is a sales rep for an optical laboratory who calls on eye care practitioners on
a regular basis. Her point is worth considering.
A good idea gone bad
In general, I think television monitors, especially attractive flat screen
displays, can be a good thing for your reception room. TV is a popular way to
pass the time and people enjoy it. Catering to patients and making their wait
more pleasant is right on target with the type of experience I recommend we
provide. But the programming that is shown can present a negative image for the
practice if you aren’t diligent. Since staff members often select the shows that
are tuned in, they may select what they like to watch (or listen to). If that is
the Jerry Springer Show, it could cast the office in a poor light. In fact, it’s
hard to select a show everyone will like, given the broad spectrum of the public
that we see. The Weather Channel or CNN or ESPN may be more appropriate for
No matter what the content, staff members should not be watching or listening to
television. Yet, with the TV in plain sight of the front desk, it’s pretty hard
not to watch at times. It’s a waste of office resources and it will surely
distract the employee from giving his or her best performance on the job. Beyond
the loss of productivity, patients do not like to see staff stealing company
How long is the wait?
Of course, if television is used to pass the time because patients usually have
a long wait, that is a problem that should be addressed first. It is not that
hard to start an eye exam within five or ten minutes of the appointment if the
office is efficient, has enough staff and does not make the check-in process too
complex. Pupil dilation, however, is a legitimate reason that makes patients

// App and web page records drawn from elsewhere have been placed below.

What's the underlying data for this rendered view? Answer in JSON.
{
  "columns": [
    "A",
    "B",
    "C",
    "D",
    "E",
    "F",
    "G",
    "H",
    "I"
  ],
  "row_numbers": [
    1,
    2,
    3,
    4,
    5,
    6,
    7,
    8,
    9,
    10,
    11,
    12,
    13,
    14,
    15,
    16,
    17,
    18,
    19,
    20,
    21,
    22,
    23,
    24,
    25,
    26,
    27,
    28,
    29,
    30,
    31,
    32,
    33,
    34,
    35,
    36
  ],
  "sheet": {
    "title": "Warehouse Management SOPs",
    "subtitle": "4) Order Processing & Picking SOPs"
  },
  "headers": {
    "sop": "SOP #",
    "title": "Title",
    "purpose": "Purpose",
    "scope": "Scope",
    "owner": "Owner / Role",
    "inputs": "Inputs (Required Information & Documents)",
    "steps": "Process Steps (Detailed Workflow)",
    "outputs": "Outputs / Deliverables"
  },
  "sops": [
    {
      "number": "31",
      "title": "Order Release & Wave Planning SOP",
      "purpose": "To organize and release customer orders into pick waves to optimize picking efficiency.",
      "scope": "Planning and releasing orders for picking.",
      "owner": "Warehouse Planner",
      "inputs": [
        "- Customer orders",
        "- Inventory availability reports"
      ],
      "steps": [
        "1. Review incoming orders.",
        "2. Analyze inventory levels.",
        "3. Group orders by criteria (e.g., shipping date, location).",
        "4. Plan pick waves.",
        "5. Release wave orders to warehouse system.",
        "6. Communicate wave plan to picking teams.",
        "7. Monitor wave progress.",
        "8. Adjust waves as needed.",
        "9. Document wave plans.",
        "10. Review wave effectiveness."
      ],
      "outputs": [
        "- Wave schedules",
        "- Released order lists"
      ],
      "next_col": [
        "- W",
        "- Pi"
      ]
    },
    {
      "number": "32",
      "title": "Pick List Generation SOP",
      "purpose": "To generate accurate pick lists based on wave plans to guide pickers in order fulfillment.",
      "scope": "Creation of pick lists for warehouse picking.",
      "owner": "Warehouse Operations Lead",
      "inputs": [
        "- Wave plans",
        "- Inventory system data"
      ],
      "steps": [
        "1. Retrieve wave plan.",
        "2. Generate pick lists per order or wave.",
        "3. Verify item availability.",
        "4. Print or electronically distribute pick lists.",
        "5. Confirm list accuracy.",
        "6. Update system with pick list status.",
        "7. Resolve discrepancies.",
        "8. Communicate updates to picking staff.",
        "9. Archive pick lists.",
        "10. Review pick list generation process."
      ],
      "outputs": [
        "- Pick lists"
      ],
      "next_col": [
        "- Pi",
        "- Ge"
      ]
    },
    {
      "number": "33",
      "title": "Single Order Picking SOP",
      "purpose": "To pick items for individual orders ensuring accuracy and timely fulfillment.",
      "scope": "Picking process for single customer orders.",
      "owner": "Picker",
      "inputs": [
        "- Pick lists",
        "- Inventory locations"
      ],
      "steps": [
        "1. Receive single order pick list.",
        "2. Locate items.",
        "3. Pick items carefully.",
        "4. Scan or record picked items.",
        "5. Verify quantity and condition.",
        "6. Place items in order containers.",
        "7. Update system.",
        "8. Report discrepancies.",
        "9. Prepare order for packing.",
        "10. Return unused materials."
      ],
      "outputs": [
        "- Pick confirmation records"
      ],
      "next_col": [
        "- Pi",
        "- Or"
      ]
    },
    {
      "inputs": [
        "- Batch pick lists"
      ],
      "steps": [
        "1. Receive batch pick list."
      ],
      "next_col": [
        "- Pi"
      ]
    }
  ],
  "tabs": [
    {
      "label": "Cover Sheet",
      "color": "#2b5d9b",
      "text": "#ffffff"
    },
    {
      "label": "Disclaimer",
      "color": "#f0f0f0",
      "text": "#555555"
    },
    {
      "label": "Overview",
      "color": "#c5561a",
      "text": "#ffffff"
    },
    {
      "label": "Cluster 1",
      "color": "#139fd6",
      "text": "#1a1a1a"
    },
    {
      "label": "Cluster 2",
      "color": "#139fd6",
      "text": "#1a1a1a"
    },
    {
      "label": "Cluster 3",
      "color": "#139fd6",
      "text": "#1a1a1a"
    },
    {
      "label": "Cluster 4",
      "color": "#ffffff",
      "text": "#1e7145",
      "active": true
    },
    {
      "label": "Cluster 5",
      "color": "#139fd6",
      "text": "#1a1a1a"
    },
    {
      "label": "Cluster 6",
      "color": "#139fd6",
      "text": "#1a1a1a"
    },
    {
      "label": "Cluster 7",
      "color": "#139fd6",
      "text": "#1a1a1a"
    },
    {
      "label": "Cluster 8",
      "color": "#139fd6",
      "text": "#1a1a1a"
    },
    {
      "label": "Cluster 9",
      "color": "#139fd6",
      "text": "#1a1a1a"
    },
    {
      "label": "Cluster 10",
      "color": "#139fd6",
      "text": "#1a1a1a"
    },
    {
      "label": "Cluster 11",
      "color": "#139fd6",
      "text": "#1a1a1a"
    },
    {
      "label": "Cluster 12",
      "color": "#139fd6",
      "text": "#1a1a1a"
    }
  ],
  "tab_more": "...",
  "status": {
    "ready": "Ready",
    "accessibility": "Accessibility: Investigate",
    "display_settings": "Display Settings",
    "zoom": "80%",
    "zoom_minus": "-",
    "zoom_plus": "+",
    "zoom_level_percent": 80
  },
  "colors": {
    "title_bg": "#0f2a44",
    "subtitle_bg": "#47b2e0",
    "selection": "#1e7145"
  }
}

A trend in more progressive practices today is to display prerecorded material
about eye care services and products. There are a variety of video materials and
computer software programs available and designed for patient education. Some
programs may be purchased and some are available from industry suppliers at no
Generally, I think these programs are a good thing, but I would give the content
close scrutiny before showing it, and I would want it to pass my “consumer
interest test”. That test simply reminds us that patients are smarter than we
think and they certainly know a commercial when they see one. If the video
content in your waiting area is an obvious commercial, it may make your office
look like it is strongly interested in making sales.
Good video content will be interesting to most patients and will be a welcome
aid to people who are about to purchase eye care services and products and want
to know more.